- **WORK TASK**
Look through the listing below and count the lines holding "government". Reply with the number alone.

────────────────

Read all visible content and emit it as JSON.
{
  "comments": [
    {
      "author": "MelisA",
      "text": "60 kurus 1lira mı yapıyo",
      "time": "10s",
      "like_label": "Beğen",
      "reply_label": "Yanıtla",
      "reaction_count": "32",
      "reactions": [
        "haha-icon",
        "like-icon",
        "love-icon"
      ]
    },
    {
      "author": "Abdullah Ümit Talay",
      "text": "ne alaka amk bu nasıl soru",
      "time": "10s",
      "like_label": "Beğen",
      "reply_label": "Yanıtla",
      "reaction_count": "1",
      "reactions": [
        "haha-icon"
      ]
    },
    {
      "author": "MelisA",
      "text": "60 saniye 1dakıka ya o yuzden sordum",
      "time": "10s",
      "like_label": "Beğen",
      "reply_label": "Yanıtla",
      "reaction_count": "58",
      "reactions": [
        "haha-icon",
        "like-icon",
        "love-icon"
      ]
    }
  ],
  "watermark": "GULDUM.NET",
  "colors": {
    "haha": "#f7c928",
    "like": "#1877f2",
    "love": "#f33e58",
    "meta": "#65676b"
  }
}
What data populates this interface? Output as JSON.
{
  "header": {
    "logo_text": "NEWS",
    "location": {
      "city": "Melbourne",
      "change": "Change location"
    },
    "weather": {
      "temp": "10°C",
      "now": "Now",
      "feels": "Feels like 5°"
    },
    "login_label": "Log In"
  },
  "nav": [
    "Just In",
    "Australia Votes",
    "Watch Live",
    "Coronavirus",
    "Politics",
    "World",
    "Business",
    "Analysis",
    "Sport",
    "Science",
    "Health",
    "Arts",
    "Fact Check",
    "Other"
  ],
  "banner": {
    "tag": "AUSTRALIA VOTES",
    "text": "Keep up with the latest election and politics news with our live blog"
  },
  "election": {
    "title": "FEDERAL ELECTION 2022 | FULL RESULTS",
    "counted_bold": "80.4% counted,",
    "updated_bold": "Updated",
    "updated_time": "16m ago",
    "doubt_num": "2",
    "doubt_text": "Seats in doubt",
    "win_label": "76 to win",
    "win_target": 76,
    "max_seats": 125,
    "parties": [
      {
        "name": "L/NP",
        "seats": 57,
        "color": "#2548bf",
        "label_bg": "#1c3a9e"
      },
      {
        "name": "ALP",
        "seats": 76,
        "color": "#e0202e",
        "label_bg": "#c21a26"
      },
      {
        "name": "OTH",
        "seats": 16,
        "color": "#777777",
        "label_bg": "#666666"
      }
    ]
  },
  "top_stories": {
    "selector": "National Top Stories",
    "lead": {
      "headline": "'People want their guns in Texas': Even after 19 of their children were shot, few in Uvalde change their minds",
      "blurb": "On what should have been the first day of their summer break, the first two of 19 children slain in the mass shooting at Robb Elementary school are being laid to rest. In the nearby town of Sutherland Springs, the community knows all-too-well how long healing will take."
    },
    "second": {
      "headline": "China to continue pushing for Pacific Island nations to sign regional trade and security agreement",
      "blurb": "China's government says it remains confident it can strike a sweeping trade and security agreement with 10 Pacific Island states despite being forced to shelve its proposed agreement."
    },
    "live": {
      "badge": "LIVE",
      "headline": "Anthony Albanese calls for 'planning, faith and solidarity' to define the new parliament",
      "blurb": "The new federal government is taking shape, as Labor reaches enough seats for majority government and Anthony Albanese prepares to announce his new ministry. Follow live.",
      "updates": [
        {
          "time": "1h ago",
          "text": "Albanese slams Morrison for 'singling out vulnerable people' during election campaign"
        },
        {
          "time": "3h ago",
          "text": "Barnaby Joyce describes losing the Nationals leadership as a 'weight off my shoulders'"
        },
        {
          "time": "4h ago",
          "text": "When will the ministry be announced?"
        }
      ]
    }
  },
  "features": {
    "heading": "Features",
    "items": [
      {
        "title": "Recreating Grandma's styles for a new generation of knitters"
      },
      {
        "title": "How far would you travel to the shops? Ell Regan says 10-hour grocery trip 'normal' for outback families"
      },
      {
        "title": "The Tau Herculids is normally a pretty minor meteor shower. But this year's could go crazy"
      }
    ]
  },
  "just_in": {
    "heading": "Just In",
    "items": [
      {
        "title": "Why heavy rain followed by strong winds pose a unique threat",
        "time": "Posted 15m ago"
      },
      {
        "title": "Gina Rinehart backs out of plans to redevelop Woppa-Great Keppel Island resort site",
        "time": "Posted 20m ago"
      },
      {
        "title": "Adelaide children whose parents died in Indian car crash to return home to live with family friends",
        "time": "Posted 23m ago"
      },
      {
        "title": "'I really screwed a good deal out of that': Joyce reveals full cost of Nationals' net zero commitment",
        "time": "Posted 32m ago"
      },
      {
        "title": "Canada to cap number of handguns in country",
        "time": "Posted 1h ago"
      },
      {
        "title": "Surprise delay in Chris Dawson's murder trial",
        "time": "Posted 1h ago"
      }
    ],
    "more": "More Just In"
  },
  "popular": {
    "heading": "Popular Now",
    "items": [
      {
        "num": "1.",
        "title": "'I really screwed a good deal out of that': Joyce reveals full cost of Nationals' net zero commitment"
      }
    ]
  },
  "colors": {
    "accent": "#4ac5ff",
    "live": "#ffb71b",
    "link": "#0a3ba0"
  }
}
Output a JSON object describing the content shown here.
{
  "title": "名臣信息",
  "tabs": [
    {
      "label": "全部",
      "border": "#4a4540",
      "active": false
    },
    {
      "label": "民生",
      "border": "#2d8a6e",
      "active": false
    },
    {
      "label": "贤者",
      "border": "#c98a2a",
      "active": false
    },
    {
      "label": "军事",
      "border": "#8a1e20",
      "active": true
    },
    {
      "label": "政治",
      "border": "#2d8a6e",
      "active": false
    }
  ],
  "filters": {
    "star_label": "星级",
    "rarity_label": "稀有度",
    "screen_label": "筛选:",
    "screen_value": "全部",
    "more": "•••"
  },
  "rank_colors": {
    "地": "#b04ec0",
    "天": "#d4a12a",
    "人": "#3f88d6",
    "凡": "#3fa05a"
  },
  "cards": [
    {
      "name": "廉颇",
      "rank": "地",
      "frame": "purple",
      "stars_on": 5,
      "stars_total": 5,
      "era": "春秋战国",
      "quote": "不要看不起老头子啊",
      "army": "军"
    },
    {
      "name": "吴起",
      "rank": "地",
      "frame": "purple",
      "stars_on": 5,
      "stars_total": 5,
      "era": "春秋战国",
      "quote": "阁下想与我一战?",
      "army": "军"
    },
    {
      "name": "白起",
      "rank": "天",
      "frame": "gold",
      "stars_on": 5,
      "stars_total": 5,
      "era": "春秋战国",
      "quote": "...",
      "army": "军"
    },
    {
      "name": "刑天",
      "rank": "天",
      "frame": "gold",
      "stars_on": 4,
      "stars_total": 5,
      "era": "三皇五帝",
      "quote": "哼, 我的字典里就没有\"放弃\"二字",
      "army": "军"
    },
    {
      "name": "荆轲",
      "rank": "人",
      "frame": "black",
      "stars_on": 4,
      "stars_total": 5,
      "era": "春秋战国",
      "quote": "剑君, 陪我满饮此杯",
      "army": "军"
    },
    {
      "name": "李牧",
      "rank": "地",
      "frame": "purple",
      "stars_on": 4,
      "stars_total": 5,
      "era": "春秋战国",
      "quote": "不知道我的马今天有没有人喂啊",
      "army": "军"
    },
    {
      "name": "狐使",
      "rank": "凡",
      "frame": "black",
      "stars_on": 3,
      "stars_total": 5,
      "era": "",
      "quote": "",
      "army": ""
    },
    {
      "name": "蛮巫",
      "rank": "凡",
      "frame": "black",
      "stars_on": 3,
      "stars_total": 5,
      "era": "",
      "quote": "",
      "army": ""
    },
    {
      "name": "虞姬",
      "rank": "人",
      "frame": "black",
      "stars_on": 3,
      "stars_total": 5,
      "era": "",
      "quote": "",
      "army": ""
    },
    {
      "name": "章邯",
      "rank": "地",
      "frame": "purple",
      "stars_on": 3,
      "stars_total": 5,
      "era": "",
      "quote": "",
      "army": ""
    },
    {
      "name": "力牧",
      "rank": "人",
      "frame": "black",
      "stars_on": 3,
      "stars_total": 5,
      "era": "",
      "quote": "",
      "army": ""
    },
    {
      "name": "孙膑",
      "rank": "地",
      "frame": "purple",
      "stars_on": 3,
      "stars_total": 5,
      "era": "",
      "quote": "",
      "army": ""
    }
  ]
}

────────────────

- **WRITTEN RESPONSE**
2